    Since none of those early “mobile homes” had indoor plumbing of any kind, W is isater was fetched from the nearest outside water spigot, carried in buckets or basins, used and then discarded outside as well. Laundry water likewise, and there were also no indoor toilets or showers inside the units either. Shower houses took the place of private facilities inside each unit. Children took to them just like any other “adventure” they could dream up! I’m sure also that after the War, just about any other kind of living accommodations seemed palatial by comparison!

    1. Wow, Shari! You’ve really put the situation of WWII into a much better perspective than I ever could. Thank you for taking the time to share such insightful and moving information.

      I would love to have you write a post about relative deprivation and life in the trailers during the war. My email is crystaladkins@mobilehomeliving.org, if you’re willing please email me!

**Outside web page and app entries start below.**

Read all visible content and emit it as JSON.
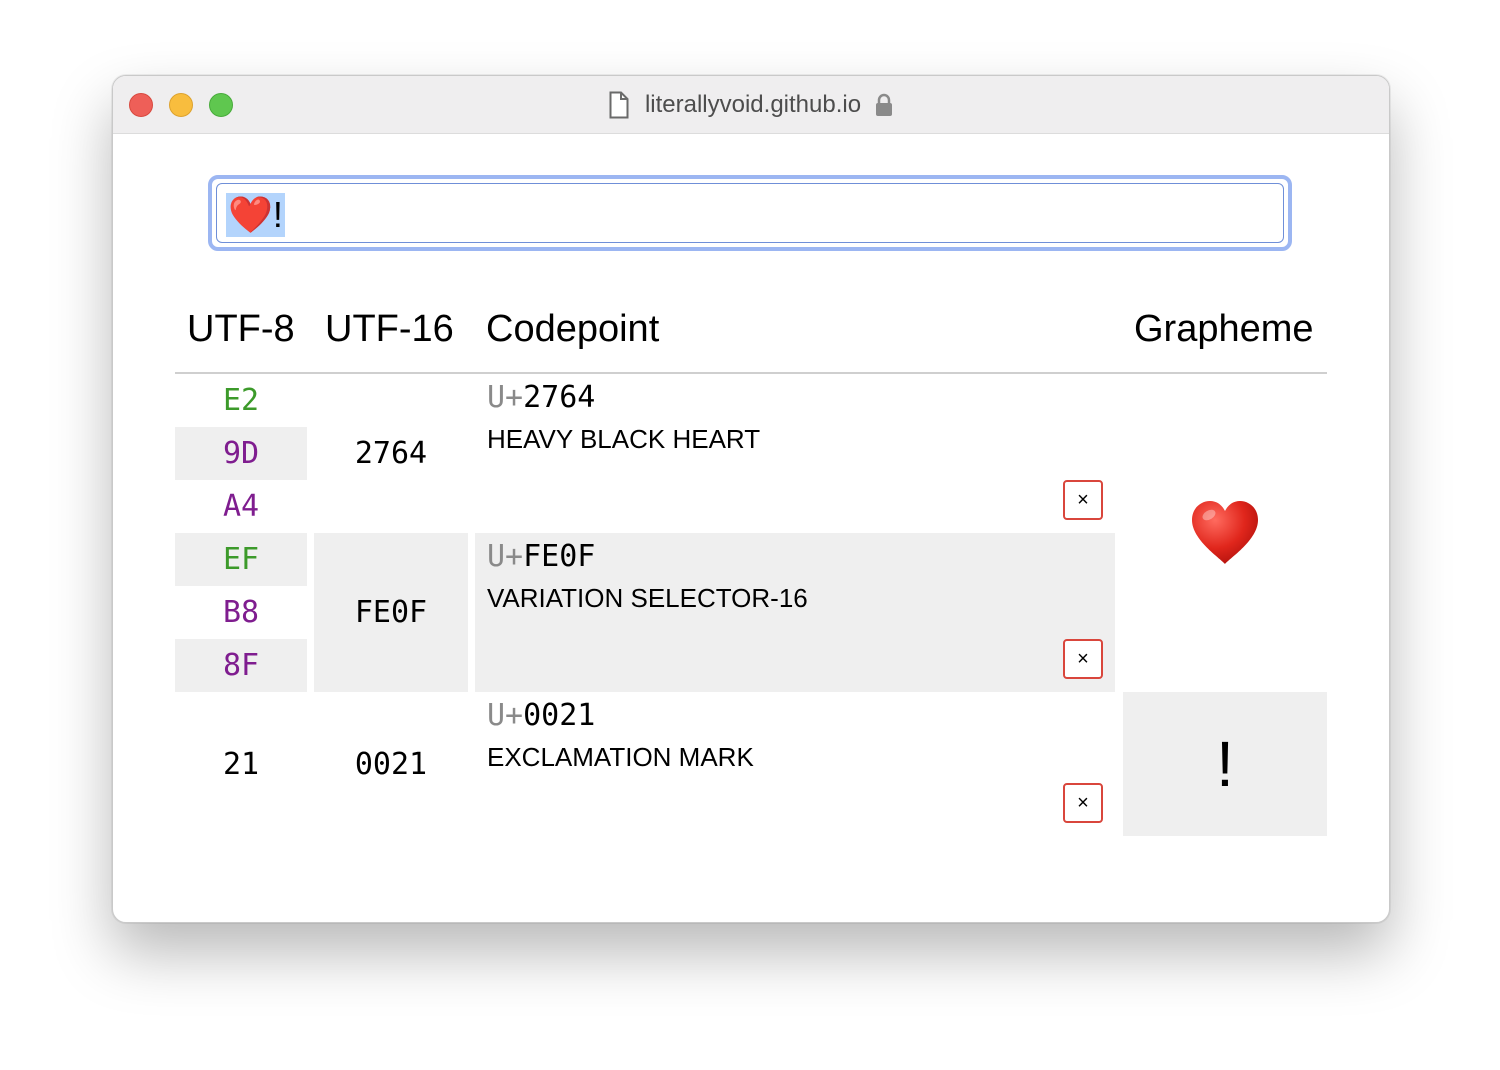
{
  "window": {
    "address": "literallyvoid.github.io"
  },
  "input": {
    "value": "❤️!"
  },
  "table": {
    "headers": {
      "utf8": "UTF-8",
      "utf16": "UTF-16",
      "codepoint": "Codepoint",
      "grapheme": "Grapheme"
    },
    "utf8_bytes": [
      "E2",
      "9D",
      "A4",
      "EF",
      "B8",
      "8F",
      "21"
    ],
    "utf16_units": [
      "2764",
      "FE0F",
      "0021"
    ],
    "codepoints": [
      {
        "prefix": "U+",
        "hex": "2764",
        "name": "HEAVY BLACK HEART",
        "delete": "×"
      },
      {
        "prefix": "U+",
        "hex": "FE0F",
        "name": "VARIATION SELECTOR-16",
        "delete": "×"
      },
      {
        "prefix": "U+",
        "hex": "0021",
        "name": "EXCLAMATION MARK",
        "delete": "×"
      }
    ],
    "graphemes": [
      "❤️",
      "!"
    ]
  },
  "colors": {
    "lead_byte": "#3c9a2a",
    "continuation_byte": "#7f1d8f",
    "focus_ring": "#9cb6f2",
    "delete_border": "#d9463c"
  }
}
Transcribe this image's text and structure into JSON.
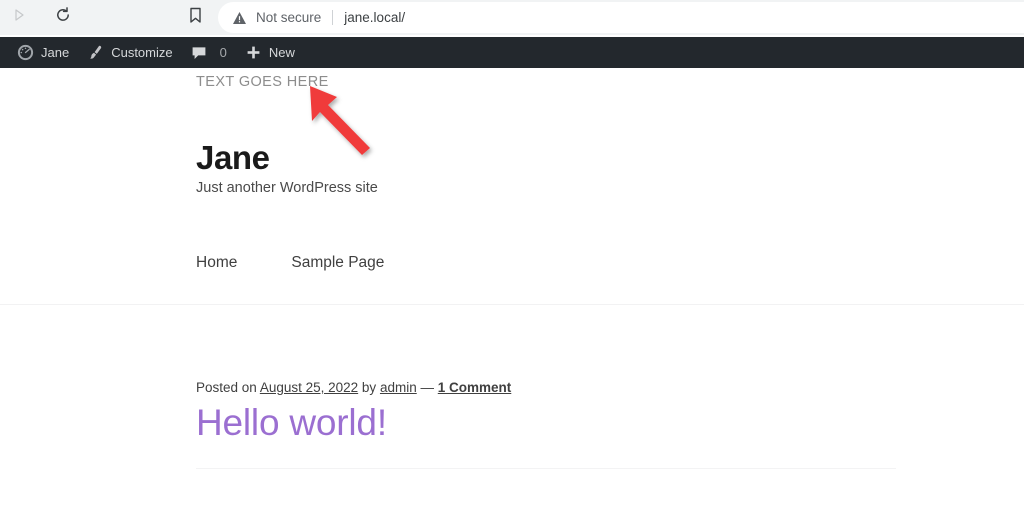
{
  "browser": {
    "forward_icon": "forward-arrow-icon",
    "reload_icon": "reload-icon",
    "bookmark_icon": "bookmark-icon",
    "security_icon": "not-secure-warning-icon",
    "security_label": "Not secure",
    "url": "jane.local/"
  },
  "adminbar": {
    "items": [
      {
        "icon": "wordpress-dashboard-icon",
        "label": "Jane"
      },
      {
        "icon": "paintbrush-icon",
        "label": "Customize"
      },
      {
        "icon": "comment-bubble-icon",
        "label": "",
        "count": "0"
      },
      {
        "icon": "plus-icon",
        "label": "New"
      }
    ]
  },
  "site": {
    "branding_text": "TEXT GOES HERE",
    "title": "Jane",
    "description": "Just another WordPress site",
    "nav": [
      {
        "label": "Home"
      },
      {
        "label": "Sample Page"
      }
    ]
  },
  "post": {
    "meta_posted_on": "Posted on",
    "meta_date": "August 25, 2022",
    "meta_by": "by",
    "meta_author": "admin",
    "meta_dash": "—",
    "meta_comments": "1 Comment",
    "title": "Hello world!"
  },
  "annotation": {
    "arrow_color": "#f03a3a",
    "name": "red-pointer-arrow"
  },
  "colors": {
    "adminbar_bg": "#23282d",
    "toolbar_bg": "#f1f3f4",
    "post_title": "#9b6fd1",
    "branding_text": "#8d8d8d"
  }
}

  5. HI Crystal,
    Thank you for that great article! I’d love to use some of those photos in a talk I’ll be giving in about a month, about how mobile homes and parks deserve more credit than many people give them. Do you know if these pics are in the public domain? If not, any idea how I can get permission to use them?
    Of course, I’ll mention your website. What a great job you’re doing here!
    Carol